Monday, December 17, 2012
To Assuage The Self-Esteem of Letters: The A-E-I-O-U and sometime Y antiphons
"The traditional O Antiphons are lovely but O gets all the attention," argued A, who was decked in festive advent purple fur over his everyday foam self. "The Spirit of Christmas is equality, so the other vowels and I, I mean A, we thought he should share."
"Sharing is the reason for the season," piped up E. "U and I and others have always said so."

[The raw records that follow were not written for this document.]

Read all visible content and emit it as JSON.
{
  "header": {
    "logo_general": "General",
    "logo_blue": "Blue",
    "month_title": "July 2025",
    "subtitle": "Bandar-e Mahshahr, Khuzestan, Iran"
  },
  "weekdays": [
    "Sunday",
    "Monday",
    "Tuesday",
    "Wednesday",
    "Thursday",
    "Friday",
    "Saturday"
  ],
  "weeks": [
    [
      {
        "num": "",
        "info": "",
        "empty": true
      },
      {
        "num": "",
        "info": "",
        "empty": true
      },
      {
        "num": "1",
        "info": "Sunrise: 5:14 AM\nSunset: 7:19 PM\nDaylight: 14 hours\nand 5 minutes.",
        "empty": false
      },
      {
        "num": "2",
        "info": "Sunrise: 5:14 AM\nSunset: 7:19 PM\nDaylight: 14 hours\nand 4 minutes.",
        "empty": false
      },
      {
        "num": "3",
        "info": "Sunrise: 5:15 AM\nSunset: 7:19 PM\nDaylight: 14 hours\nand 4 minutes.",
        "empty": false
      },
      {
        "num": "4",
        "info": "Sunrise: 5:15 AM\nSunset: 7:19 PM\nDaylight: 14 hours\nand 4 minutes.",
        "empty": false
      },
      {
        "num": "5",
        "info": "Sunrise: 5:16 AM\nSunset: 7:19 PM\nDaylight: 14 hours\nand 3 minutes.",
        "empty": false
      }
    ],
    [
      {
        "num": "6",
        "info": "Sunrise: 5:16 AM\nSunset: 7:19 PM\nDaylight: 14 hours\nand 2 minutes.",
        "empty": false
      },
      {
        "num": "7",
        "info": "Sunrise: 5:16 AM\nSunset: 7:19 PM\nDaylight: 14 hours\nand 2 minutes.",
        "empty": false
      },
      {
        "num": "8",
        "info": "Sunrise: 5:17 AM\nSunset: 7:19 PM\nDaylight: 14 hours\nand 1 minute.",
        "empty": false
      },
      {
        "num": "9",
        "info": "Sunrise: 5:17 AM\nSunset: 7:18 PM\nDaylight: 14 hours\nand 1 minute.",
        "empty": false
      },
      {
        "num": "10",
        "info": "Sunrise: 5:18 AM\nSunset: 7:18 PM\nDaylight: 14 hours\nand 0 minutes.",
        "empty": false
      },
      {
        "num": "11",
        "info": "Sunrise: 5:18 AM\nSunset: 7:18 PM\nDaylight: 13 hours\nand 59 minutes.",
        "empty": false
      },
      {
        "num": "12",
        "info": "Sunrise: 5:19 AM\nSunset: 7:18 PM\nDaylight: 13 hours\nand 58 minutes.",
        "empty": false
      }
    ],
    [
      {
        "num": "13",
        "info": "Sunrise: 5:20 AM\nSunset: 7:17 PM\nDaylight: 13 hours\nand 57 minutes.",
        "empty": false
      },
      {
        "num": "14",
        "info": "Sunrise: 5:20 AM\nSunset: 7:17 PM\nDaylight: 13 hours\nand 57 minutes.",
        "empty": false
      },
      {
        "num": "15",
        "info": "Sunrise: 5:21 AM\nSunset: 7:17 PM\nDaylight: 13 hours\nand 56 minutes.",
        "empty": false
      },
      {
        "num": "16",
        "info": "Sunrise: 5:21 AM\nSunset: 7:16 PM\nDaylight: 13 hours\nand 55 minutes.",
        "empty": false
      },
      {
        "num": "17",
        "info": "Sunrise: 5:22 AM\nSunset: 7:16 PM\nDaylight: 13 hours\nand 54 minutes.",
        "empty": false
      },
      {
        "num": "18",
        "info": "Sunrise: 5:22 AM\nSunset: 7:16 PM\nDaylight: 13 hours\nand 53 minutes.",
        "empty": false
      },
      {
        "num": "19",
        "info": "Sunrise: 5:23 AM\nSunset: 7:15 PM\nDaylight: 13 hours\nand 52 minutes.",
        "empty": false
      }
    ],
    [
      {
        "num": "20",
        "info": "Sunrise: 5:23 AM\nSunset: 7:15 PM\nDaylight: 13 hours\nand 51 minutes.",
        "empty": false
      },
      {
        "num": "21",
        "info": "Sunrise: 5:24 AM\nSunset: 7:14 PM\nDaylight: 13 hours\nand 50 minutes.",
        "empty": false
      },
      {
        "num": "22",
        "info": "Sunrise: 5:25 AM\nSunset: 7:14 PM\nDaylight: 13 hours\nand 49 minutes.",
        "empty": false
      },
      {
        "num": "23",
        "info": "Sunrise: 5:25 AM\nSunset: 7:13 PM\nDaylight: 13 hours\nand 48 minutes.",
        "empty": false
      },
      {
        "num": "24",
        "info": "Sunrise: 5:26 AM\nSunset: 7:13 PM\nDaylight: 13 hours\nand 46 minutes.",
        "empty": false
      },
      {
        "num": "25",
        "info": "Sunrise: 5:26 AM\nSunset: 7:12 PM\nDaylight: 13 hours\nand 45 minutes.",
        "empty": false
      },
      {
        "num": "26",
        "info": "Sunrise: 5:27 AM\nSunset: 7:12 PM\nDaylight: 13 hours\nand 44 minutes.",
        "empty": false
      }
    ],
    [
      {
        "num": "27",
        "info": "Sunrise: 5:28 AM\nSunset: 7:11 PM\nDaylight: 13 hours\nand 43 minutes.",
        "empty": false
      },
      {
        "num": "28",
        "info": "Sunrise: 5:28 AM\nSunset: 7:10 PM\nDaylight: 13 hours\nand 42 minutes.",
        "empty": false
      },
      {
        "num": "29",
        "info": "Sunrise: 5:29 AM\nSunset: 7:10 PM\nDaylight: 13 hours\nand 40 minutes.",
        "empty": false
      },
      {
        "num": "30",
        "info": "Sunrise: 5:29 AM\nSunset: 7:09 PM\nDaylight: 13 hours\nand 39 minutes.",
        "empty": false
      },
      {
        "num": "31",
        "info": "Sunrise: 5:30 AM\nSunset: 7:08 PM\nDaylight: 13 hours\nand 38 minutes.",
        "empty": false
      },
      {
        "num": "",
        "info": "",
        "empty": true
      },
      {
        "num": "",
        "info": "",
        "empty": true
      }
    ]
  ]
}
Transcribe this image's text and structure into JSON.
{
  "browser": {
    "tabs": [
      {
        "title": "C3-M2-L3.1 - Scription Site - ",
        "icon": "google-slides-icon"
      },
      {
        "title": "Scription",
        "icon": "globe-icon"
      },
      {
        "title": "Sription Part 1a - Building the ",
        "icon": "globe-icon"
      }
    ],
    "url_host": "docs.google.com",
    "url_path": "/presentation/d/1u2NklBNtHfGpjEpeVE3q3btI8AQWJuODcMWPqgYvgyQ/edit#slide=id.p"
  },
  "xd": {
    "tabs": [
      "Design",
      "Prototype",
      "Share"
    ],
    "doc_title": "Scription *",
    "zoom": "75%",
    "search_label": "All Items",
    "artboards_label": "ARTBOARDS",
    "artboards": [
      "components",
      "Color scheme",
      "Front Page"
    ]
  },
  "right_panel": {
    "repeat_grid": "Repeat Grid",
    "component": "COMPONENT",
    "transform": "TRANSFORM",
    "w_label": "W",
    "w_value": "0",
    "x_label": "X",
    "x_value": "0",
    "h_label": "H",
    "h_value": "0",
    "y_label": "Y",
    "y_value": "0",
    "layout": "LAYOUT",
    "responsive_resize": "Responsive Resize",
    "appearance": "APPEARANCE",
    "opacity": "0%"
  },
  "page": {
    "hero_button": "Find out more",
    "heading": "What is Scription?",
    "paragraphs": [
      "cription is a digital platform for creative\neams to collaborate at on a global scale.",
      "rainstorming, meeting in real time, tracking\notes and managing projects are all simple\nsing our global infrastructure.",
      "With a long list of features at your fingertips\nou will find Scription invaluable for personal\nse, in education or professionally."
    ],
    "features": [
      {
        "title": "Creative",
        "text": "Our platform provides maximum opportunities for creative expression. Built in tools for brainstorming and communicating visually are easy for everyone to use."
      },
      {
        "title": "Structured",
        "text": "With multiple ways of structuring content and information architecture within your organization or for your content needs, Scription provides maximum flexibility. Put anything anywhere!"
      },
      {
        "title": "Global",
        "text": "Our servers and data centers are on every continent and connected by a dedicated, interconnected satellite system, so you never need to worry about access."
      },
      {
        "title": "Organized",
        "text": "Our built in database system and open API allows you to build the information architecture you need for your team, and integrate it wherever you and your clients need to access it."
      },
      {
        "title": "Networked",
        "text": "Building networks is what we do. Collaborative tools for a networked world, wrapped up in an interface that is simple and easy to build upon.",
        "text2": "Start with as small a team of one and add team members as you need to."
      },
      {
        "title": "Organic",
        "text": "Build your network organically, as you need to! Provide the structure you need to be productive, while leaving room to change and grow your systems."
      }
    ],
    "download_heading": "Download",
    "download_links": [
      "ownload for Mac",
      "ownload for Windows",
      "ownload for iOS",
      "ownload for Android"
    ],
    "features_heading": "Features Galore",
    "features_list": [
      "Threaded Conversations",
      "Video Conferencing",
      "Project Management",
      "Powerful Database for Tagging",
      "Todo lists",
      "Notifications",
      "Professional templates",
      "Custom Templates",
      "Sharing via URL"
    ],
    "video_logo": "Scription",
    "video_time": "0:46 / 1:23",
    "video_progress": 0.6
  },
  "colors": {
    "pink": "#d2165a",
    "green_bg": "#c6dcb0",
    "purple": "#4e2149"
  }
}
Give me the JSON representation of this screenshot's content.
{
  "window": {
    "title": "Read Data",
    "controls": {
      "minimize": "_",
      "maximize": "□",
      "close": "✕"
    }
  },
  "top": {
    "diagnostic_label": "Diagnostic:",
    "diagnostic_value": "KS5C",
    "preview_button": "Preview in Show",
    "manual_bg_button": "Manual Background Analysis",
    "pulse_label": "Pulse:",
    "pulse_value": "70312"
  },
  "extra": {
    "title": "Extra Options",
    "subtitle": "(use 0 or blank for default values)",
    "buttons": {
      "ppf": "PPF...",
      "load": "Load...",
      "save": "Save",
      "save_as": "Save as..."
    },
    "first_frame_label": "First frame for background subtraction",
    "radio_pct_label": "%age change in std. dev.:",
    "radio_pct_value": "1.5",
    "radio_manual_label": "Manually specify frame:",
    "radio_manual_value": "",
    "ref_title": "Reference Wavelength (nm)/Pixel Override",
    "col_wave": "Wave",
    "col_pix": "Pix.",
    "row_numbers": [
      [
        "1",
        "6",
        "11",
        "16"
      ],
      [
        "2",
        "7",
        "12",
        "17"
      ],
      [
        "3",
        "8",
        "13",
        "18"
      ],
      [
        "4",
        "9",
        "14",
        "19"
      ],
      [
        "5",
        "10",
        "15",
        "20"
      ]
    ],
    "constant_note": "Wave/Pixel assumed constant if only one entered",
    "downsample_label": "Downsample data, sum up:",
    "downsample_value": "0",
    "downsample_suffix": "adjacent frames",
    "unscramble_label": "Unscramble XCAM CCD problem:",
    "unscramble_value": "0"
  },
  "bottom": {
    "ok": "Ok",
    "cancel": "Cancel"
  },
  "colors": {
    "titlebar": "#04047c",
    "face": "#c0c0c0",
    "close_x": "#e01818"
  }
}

"And we never knew Y all the attention went to O," pouted Y. "Sure he's round and pretty like a bowl full of jelly, but we have feelings, you know. I've stuck out my tongue at him forever and he never noticed. I am sad," he said, upward wings drooping.
O was apparently taken aback by all resentment. "O no--I, I mean O, thought this was about the Messiah, and I, I mean O, was an incidental musical note. I, O, mean let's share and be equal and all, but isn't it about Jesus?"
In the spirit of reconciliation, the vowels created the A-E-I-O-U and sometimes Y antiphons. Initial feedback from the first antiphon ("A Wisdom") was mixed: the preschoolers don't know whether to sing the long or short A, a few teachers drew out the Ayyyyy like Fonzi from the 1980s hit Happy Days, and others gargled the short A like they were at the dentist's office.
"I can't wait until they get to EEEEEEEE Adonai," admitted a teacher, rubbing her temples.
Big Bird, much in demand after the 2012 Presidential Election, could not be reached for comment.